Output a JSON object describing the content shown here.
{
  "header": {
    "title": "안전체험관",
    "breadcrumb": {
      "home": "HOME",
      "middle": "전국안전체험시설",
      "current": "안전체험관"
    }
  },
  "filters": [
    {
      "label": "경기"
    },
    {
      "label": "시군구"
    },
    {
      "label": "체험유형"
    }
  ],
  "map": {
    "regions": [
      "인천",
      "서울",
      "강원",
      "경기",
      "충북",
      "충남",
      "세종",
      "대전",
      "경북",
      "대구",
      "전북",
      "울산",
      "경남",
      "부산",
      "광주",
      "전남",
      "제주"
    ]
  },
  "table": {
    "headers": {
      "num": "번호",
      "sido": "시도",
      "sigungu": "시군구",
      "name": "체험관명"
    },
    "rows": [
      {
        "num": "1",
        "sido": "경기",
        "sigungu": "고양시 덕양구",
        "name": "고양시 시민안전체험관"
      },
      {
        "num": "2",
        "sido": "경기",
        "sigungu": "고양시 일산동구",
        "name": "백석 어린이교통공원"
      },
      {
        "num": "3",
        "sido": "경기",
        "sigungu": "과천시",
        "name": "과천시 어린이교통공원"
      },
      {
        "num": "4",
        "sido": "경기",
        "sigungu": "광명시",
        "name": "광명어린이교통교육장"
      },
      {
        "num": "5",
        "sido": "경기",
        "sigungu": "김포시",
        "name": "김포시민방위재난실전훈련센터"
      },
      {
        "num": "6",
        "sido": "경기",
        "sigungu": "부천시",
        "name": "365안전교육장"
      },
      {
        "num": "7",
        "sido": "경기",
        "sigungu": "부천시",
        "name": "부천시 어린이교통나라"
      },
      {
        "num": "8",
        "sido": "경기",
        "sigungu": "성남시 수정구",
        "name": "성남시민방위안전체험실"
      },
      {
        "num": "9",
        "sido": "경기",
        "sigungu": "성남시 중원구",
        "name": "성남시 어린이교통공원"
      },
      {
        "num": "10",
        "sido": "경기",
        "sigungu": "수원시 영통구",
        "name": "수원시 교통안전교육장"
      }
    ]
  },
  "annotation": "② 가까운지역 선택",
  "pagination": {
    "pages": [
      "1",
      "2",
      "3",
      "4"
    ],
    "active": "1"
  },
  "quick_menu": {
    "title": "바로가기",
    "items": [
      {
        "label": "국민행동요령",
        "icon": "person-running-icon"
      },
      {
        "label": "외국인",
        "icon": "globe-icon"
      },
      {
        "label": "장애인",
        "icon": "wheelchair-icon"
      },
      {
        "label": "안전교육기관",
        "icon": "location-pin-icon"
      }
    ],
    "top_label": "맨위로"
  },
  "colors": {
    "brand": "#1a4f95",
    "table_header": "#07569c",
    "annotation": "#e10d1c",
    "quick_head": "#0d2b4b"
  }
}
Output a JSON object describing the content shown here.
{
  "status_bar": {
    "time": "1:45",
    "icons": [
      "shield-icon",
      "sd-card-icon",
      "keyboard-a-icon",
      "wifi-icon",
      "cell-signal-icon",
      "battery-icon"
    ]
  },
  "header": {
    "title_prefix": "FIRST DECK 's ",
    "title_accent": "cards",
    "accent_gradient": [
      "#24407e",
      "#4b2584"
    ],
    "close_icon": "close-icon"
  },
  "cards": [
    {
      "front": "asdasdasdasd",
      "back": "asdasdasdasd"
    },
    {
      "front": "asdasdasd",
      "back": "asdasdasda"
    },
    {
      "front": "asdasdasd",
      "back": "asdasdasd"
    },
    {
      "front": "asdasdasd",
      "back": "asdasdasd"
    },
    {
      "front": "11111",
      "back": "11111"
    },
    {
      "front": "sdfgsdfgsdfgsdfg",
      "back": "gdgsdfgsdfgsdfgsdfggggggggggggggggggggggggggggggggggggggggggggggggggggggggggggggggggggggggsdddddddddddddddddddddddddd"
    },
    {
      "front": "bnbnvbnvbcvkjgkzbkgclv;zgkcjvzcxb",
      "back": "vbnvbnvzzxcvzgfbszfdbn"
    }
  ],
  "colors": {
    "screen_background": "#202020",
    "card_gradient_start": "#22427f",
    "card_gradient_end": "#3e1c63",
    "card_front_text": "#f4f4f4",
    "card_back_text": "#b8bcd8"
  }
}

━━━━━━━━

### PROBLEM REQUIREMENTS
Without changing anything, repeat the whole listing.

### TASK ANSWER
Output a JSON object describing the content shown here.
{
  "header": {
    "title": "안전체험관",
    "breadcrumb": {
      "home": "HOME",
      "middle": "전국안전체험시설",
      "current": "안전체험관"
    }
  },
  "filters": [
    {
      "label": "경기"
    },
    {
      "label": "시군구"
    },
    {
      "label": "체험유형"
    }
  ],
  "map": {
    "regions": [
      "인천",
      "서울",
      "강원",
      "경기",
      "충북",
      "충남",
      "세종",
      "대전",
      "경북",
      "대구",
      "전북",
      "울산",
      "경남",
      "부산",
      "광주",
      "전남",
      "제주"
    ]
  },
  "table": {
    "headers": {
      "num": "번호",
      "sido": "시도",
      "sigungu": "시군구",
      "name": "체험관명"
    },
    "rows": [
      {
        "num": "1",
        "sido": "경기",
        "sigungu": "고양시 덕양구",
        "name": "고양시 시민안전체험관"
      },
      {
        "num": "2",
        "sido": "경기",
        "sigungu": "고양시 일산동구",
        "name": "백석 어린이교통공원"
      },
      {
        "num": "3",
        "sido": "경기",
        "sigungu": "과천시",
        "name": "과천시 어린이교통공원"
      },
      {
        "num": "4",
        "sido": "경기",
        "sigungu": "광명시",
        "name": "광명어린이교통교육장"
      },
      {
        "num": "5",
        "sido": "경기",
        "sigungu": "김포시",
        "name": "김포시민방위재난실전훈련센터"
      },
      {
        "num": "6",
        "sido": "경기",
        "sigungu": "부천시",
        "name": "365안전교육장"
      },
      {
        "num": "7",
        "sido": "경기",
        "sigungu": "부천시",
        "name": "부천시 어린이교통나라"
      },
      {
        "num": "8",
        "sido": "경기",
        "sigungu": "성남시 수정구",
        "name": "성남시민방위안전체험실"
      },
      {
        "num": "9",
        "sido": "경기",
        "sigungu": "성남시 중원구",
        "name": "성남시 어린이교통공원"
      },
      {
        "num": "10",
        "sido": "경기",
        "sigungu": "수원시 영통구",
        "name": "수원시 교통안전교육장"
      }
    ]
  },
  "annotation": "② 가까운지역 선택",
  "pagination": {
    "pages": [
      "1",
      "2",
      "3",
      "4"
    ],
    "active": "1"
  },
  "quick_menu": {
    "title": "바로가기",
    "items": [
      {
        "label": "국민행동요령",
        "icon": "person-running-icon"
      },
      {
        "label": "외국인",
        "icon": "globe-icon"
      },
      {
        "label": "장애인",
        "icon": "wheelchair-icon"
      },
      {
        "label": "안전교육기관",
        "icon": "location-pin-icon"
      }
    ],
    "top_label": "맨위로"
  },
  "colors": {
    "brand": "#1a4f95",
    "table_header": "#07569c",
    "annotation": "#e10d1c",
    "quick_head": "#0d2b4b"
  }
}
Output a JSON object describing the content shown here.
{
  "status_bar": {
    "time": "1:45",
    "icons": [
      "shield-icon",
      "sd-card-icon",
      "keyboard-a-icon",
      "wifi-icon",
      "cell-signal-icon",
      "battery-icon"
    ]
  },
  "header": {
    "title_prefix": "FIRST DECK 's ",
    "title_accent": "cards",
    "accent_gradient": [
      "#24407e",
      "#4b2584"
    ],
    "close_icon": "close-icon"
  },
  "cards": [
    {
      "front": "asdasdasdasd",
      "back": "asdasdasdasd"
    },
    {
      "front": "asdasdasd",
      "back": "asdasdasda"
    },
    {
      "front": "asdasdasd",
      "back": "asdasdasd"
    },
    {
      "front": "asdasdasd",
      "back": "asdasdasd"
    },
    {
      "front": "11111",
      "back": "11111"
    },
    {
      "front": "sdfgsdfgsdfgsdfg",
      "back": "gdgsdfgsdfgsdfgsdfggggggggggggggggggggggggggggggggggggggggggggggggggggggggggggggggggggggggsdddddddddddddddddddddddddd"
    },
    {
      "front": "bnbnvbnvbcvkjgkzbkgclv;zgkcjvzcxb",
      "back": "vbnvbnvzzxcvzgfbszfdbn"
    }
  ],
  "colors": {
    "screen_background": "#202020",
    "card_gradient_start": "#22427f",
    "card_gradient_end": "#3e1c63",
    "card_front_text": "#f4f4f4",
    "card_back_text": "#b8bcd8"
  }
}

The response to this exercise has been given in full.